*EXERCISE DIRECTIONS*:
For the full listing below, write out each entry exactly and exclude the images.

*INFORMATION PROVIDED*:
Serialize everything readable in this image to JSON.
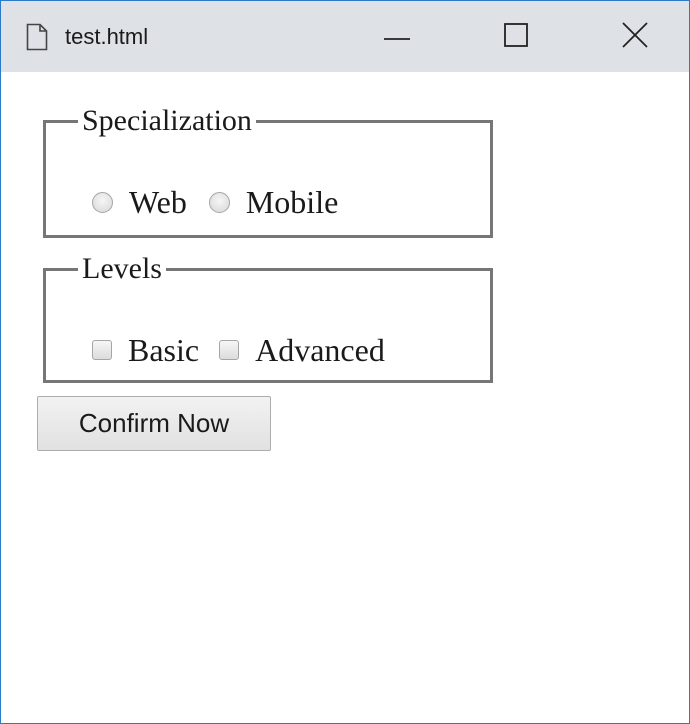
{
  "window": {
    "title": "test.html",
    "accent_color": "#2b79c9",
    "titlebar_color": "#dee1e6"
  },
  "icons": {
    "document": "document-icon",
    "minimize": "minimize-icon",
    "maximize": "maximize-icon",
    "close": "close-icon"
  },
  "specialization": {
    "legend": "Specialization",
    "options": [
      {
        "label": "Web",
        "checked": false
      },
      {
        "label": "Mobile",
        "checked": false
      }
    ]
  },
  "levels": {
    "legend": "Levels",
    "options": [
      {
        "label": "Basic",
        "checked": false
      },
      {
        "label": "Advanced",
        "checked": false
      }
    ]
  },
  "actions": {
    "confirm_label": "Confirm Now"
  }
}
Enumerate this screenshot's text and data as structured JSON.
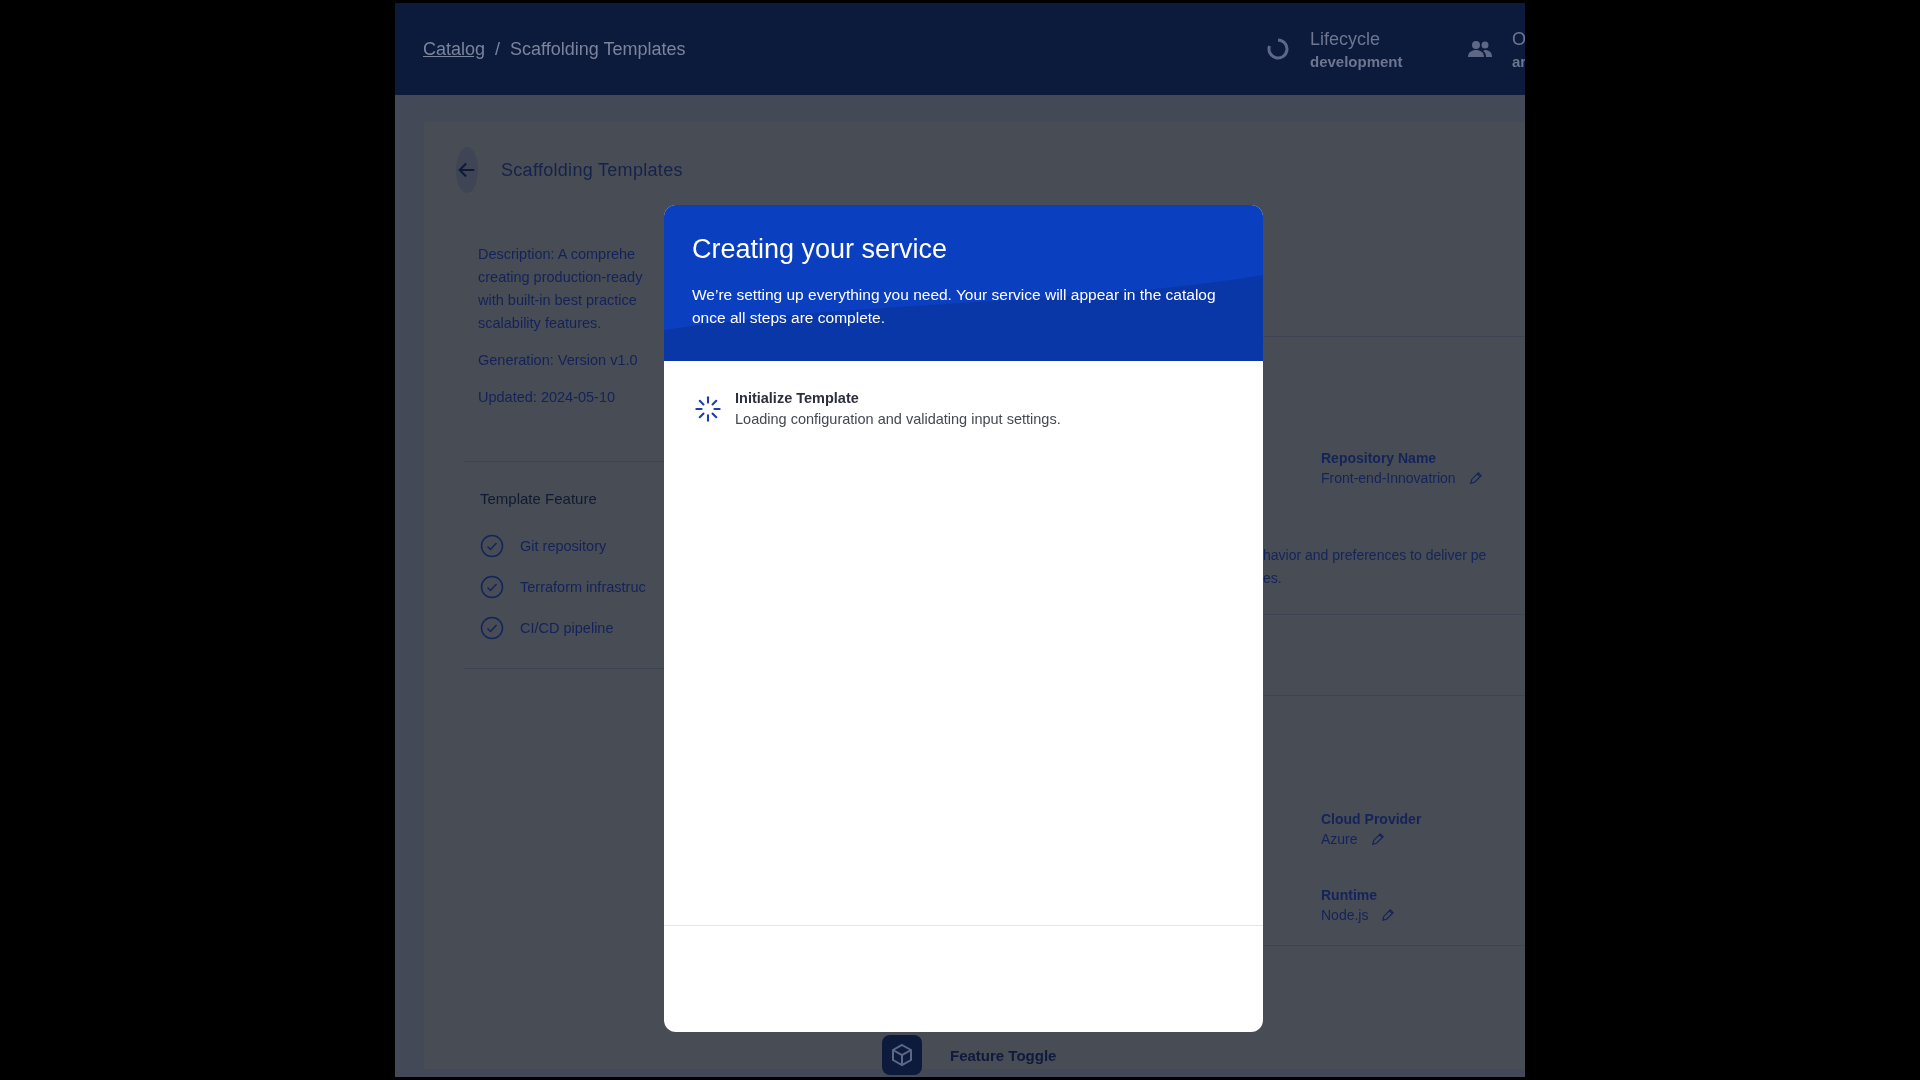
{
  "header": {
    "separator": "/",
    "breadcrumbs": [
      {
        "label": "Catalog",
        "link": true
      },
      {
        "label": "Scaffolding Templates",
        "link": false
      }
    ],
    "lifecycle": {
      "label": "Lifecycle",
      "value": "development"
    },
    "owner": {
      "label": "O",
      "value": "ar"
    }
  },
  "page": {
    "title": "Scaffolding Templates",
    "description_lines": [
      "Description: A comprehe",
      "creating production-ready",
      "with built-in best practice",
      "scalability features."
    ],
    "generation": "Generation: Version v1.0",
    "updated": "Updated: 2024-05-10",
    "features_title": "Template Feature",
    "features": [
      {
        "label": "Git repository",
        "checked": true
      },
      {
        "label": "Terraform infrastruc",
        "checked": true
      },
      {
        "label": "CI/CD pipeline",
        "checked": true
      }
    ],
    "repository": {
      "label": "Repository Name",
      "value": "Front-end-Innovatrion"
    },
    "snippet_lines": [
      "havior and preferences to deliver pe",
      "es."
    ],
    "settings": [
      {
        "label": "Cloud Provider",
        "value": "Azure"
      },
      {
        "label": "Runtime",
        "value": "Node.js"
      }
    ],
    "tile": {
      "label": "Feature Toggle"
    }
  },
  "dialog": {
    "title": "Creating your service",
    "message": "We’re setting up everything you need. Your service will appear in the catalog once all steps are complete.",
    "steps": [
      {
        "title": "Initialize Template",
        "description": "Loading configuration and validating input settings.",
        "kind": "loading"
      }
    ]
  }
}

*RESPONSE FOR THIS EXERCISE*:
Serialize everything readable in this image to JSON.
{
  "window": {
    "title": "test.html",
    "accent_color": "#2b79c9",
    "titlebar_color": "#dee1e6"
  },
  "icons": {
    "document": "document-icon",
    "minimize": "minimize-icon",
    "maximize": "maximize-icon",
    "close": "close-icon"
  },
  "specialization": {
    "legend": "Specialization",
    "options": [
      {
        "label": "Web",
        "checked": false
      },
      {
        "label": "Mobile",
        "checked": false
      }
    ]
  },
  "levels": {
    "legend": "Levels",
    "options": [
      {
        "label": "Basic",
        "checked": false
      },
      {
        "label": "Advanced",
        "checked": false
      }
    ]
  },
  "actions": {
    "confirm_label": "Confirm Now"
  }
}
Enumerate this screenshot's text and data as structured JSON.
{
  "header": {
    "separator": "/",
    "breadcrumbs": [
      {
        "label": "Catalog",
        "link": true
      },
      {
        "label": "Scaffolding Templates",
        "link": false
      }
    ],
    "lifecycle": {
      "label": "Lifecycle",
      "value": "development"
    },
    "owner": {
      "label": "O",
      "value": "ar"
    }
  },
  "page": {
    "title": "Scaffolding Templates",
    "description_lines": [
      "Description: A comprehe",
      "creating production-ready",
      "with built-in best practice",
      "scalability features."
    ],
    "generation": "Generation: Version v1.0",
    "updated": "Updated: 2024-05-10",
    "features_title": "Template Feature",
    "features": [
      {
        "label": "Git repository",
        "checked": true
      },
      {
        "label": "Terraform infrastruc",
        "checked": true
      },
      {
        "label": "CI/CD pipeline",
        "checked": true
      }
    ],
    "repository": {
      "label": "Repository Name",
      "value": "Front-end-Innovatrion"
    },
    "snippet_lines": [
      "havior and preferences to deliver pe",
      "es."
    ],
    "settings": [
      {
        "label": "Cloud Provider",
        "value": "Azure"
      },
      {
        "label": "Runtime",
        "value": "Node.js"
      }
    ],
    "tile": {
      "label": "Feature Toggle"
    }
  },
  "dialog": {
    "title": "Creating your service",
    "message": "We’re setting up everything you need. Your service will appear in the catalog once all steps are complete.",
    "steps": [
      {
        "title": "Initialize Template",
        "description": "Loading configuration and validating input settings.",
        "kind": "loading"
      }
    ]
  }
}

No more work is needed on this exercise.